It’s Thanksgiving Day here in Americaworld, a day to pause, reflect, and listen to people complain about the football game everyone else is enjoying. Here in Seattle, being thankful is a particularly simple task, considering that Mariners GM Jack Zduriencek gave the city the gift of Figginslessness this year. Yesterday, the sun even broke through the clouds for the first time in weeks, proving that nature herself can be a little heavy-handed at times.
It would be all to easy to heap additional scorn onto our diminutive disappointment. Instead, I’m going to do the opposite. In the spirit of Thanksgiving, I want to thank Chone Figgins.
I want to thank his bleary, myopic, failure-soaked eyes, eyes that looked past us and saw only the visualization of future success.
I want to thank his crumbling, bloodstained contract. He earned and will continue to earn nine million dollars per year, the equivalent of two or two and a half wins. He fell somewhat short of these benchmarks, to put it charitably. His ineptitude became the symbol for a franchise that seemed to do almost everything right and have it come out wrong.
The Mariners have not been three wins a season from contending. The issues have been manifold: Ichiro’s inevitable decline, the bloated corpse of Ken Griffey, Jr., Franklin Gutierrez’s extended episode of House. It was a bleakness that was different than the usual Mariners bleakness, because there was never any real target for blame: it wasn’t a spendthrift owner or a helplessly unqualified general manager to point fingers at. The moves looked good on paper. But we always had Chone Figgins.
I want to thank his ineptitude. Losing teams need villains. Bill James once wrote, although I can’t remember where, that “bad teams tend to take out their frustrations on their best players.” Historically, the Mariners have exemplified this. From Danny Tartabull and Dave Henderson to Ichiro himself, the franchise has always concentrated on why their great players couldn’t be greater, rather than worrying about the scrubs around them. Fans are guilty of this, too. It’s human nature.

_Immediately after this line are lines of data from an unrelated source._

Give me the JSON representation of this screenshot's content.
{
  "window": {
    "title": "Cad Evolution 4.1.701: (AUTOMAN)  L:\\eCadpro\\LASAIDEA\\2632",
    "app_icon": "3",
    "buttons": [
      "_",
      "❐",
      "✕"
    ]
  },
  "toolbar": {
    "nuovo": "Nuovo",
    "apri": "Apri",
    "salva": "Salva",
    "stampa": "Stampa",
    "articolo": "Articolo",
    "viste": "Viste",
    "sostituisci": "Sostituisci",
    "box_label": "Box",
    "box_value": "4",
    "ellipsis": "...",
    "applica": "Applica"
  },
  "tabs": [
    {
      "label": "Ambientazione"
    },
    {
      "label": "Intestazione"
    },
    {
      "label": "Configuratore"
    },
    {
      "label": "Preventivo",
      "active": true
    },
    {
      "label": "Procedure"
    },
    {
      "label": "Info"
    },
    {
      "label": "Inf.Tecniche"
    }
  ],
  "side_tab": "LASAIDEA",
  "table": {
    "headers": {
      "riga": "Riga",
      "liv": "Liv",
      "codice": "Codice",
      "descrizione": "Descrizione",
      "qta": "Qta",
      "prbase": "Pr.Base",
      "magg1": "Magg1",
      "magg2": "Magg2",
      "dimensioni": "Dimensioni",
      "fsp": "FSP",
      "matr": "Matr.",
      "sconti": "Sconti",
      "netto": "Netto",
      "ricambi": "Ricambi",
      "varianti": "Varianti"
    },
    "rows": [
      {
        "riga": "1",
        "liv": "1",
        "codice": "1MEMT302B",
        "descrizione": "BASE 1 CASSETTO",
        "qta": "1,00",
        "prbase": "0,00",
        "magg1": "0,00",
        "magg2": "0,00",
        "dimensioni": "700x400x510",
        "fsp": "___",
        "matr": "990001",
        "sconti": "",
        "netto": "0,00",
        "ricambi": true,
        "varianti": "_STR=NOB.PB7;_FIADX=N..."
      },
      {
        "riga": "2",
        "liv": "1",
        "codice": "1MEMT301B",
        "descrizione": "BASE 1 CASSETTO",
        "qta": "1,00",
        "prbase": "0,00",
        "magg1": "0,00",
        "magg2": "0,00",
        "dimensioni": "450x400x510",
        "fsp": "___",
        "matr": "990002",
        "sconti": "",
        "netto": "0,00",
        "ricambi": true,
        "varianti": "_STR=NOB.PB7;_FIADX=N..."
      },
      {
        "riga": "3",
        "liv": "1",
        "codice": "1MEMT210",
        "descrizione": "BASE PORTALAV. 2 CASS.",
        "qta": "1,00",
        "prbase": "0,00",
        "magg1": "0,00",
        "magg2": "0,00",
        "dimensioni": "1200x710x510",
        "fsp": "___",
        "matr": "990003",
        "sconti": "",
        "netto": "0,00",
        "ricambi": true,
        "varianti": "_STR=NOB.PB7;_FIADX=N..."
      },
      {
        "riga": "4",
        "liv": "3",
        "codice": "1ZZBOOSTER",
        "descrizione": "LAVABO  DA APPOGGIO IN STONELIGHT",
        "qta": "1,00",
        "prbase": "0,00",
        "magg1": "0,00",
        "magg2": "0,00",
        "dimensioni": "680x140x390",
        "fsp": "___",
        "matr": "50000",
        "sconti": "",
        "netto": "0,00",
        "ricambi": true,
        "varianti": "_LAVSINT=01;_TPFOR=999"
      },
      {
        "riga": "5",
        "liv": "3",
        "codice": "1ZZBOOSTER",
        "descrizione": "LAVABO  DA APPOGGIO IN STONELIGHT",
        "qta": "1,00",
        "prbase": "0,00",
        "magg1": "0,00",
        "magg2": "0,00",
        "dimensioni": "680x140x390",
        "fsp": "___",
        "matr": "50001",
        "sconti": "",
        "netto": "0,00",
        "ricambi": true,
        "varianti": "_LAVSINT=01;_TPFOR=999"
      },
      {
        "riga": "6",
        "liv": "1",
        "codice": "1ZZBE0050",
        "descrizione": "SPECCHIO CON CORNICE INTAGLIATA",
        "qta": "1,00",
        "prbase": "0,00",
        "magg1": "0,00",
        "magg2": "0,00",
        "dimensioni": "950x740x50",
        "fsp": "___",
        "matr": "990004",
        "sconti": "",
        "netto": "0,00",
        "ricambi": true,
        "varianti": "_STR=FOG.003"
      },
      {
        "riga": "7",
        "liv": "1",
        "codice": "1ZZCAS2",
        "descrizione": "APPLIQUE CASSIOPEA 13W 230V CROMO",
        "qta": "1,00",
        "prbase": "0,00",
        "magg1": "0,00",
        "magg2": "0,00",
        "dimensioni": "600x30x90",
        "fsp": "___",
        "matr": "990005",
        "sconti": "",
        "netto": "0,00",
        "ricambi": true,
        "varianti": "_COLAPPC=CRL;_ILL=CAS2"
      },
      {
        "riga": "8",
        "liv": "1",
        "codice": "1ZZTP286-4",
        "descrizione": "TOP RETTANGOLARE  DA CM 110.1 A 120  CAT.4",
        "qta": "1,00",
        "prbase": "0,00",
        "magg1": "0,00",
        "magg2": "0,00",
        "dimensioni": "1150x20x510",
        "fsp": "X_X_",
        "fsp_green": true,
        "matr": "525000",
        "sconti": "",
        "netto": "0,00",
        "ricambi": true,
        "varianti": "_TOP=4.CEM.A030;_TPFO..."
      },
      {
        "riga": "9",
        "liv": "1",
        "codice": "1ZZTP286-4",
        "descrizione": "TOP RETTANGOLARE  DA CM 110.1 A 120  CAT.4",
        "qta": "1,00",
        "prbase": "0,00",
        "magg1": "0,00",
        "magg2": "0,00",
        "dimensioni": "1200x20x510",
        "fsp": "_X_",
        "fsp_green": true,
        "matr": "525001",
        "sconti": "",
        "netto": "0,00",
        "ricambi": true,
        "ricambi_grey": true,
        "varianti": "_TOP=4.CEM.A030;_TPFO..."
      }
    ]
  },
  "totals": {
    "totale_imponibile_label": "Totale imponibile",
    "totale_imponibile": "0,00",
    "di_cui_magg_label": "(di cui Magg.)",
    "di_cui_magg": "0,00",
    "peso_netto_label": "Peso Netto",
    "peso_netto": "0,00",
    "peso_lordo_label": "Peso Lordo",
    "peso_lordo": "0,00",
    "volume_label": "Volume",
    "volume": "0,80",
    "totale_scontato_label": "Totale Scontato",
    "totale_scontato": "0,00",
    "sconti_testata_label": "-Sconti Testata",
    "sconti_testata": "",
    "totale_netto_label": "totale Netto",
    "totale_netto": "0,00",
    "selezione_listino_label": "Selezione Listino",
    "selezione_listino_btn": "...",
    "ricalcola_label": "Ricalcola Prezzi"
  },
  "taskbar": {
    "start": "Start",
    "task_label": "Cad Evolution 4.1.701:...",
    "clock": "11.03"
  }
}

Without Chone Figgins to kick around, all that negative energy would have had to go somewhere. The lion’s share would have likely found its way to players like Michael Saunders, Jesus Montero and Justin Smoak, players developing slowly enough as it was. By being a clubhouse cancer, by sucking up all that negativity into himself, he prevented it from spreading. It’s the work of a class act.
And now the Mariners sail into uncharted waters, Figgins torn from the masthead. If the Baseball Fates prove unkind yet again this year, it’ll be someone else thrown overboard, someone less deserving, to appease the crew.
But for now: thank you, Chone Figgins. Thank you for being ballast.